> EXERCISE: The answer is a single figure: how many lines below contain the word "models".

> SUPPLIED MATERIAL:
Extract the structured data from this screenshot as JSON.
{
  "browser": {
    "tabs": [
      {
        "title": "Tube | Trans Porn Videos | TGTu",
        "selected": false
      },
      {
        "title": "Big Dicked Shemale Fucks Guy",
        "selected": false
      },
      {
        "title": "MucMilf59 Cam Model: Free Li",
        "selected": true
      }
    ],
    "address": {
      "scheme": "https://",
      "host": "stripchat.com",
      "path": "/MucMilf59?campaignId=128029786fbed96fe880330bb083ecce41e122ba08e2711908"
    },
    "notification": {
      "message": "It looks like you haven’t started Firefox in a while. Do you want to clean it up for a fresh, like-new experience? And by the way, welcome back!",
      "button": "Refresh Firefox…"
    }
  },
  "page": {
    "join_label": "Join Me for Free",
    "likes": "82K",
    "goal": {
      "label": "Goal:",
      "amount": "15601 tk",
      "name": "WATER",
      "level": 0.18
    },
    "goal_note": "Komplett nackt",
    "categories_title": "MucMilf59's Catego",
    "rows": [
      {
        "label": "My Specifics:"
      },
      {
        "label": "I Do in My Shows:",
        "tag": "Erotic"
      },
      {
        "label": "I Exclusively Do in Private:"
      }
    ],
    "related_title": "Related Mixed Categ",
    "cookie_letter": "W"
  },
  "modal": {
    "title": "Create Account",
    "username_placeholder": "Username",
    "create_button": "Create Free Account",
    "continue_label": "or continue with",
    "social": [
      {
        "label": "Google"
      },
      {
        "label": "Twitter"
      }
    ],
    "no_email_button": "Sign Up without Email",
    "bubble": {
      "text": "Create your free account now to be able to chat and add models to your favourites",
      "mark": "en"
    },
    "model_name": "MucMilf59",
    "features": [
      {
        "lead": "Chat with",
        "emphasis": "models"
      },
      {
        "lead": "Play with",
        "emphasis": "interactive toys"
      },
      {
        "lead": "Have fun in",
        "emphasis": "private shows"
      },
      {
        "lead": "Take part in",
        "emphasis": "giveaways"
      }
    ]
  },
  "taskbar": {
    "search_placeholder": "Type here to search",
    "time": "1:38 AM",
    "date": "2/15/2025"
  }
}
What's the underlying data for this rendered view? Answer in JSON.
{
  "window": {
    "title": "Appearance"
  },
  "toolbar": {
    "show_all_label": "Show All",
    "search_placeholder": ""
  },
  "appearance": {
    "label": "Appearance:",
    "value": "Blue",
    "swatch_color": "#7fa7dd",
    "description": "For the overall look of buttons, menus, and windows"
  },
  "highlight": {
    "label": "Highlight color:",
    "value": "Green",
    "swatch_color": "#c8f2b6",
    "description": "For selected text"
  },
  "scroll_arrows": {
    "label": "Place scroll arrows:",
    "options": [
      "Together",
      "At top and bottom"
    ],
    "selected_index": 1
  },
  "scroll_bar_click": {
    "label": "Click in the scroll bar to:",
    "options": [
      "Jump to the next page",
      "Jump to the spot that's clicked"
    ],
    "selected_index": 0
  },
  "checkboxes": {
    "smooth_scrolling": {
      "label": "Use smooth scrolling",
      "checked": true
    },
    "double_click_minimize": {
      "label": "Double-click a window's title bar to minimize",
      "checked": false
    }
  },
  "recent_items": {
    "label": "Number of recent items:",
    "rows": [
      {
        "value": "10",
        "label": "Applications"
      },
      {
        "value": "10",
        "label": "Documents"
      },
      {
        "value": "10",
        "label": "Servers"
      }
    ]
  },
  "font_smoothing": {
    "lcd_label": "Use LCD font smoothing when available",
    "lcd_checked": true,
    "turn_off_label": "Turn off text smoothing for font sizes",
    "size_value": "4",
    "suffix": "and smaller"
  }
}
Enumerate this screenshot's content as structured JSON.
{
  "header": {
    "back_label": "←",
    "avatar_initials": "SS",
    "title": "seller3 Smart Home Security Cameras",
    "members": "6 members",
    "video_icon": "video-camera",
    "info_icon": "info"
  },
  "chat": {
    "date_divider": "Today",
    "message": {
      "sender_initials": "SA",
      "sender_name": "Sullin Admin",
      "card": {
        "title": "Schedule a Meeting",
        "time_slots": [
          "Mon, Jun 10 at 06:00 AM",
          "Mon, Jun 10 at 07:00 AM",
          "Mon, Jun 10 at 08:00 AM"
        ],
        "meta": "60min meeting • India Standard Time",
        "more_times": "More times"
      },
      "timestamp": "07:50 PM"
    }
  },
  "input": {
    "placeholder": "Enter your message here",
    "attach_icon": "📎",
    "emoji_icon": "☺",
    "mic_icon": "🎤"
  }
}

> FINISHED TASK: 2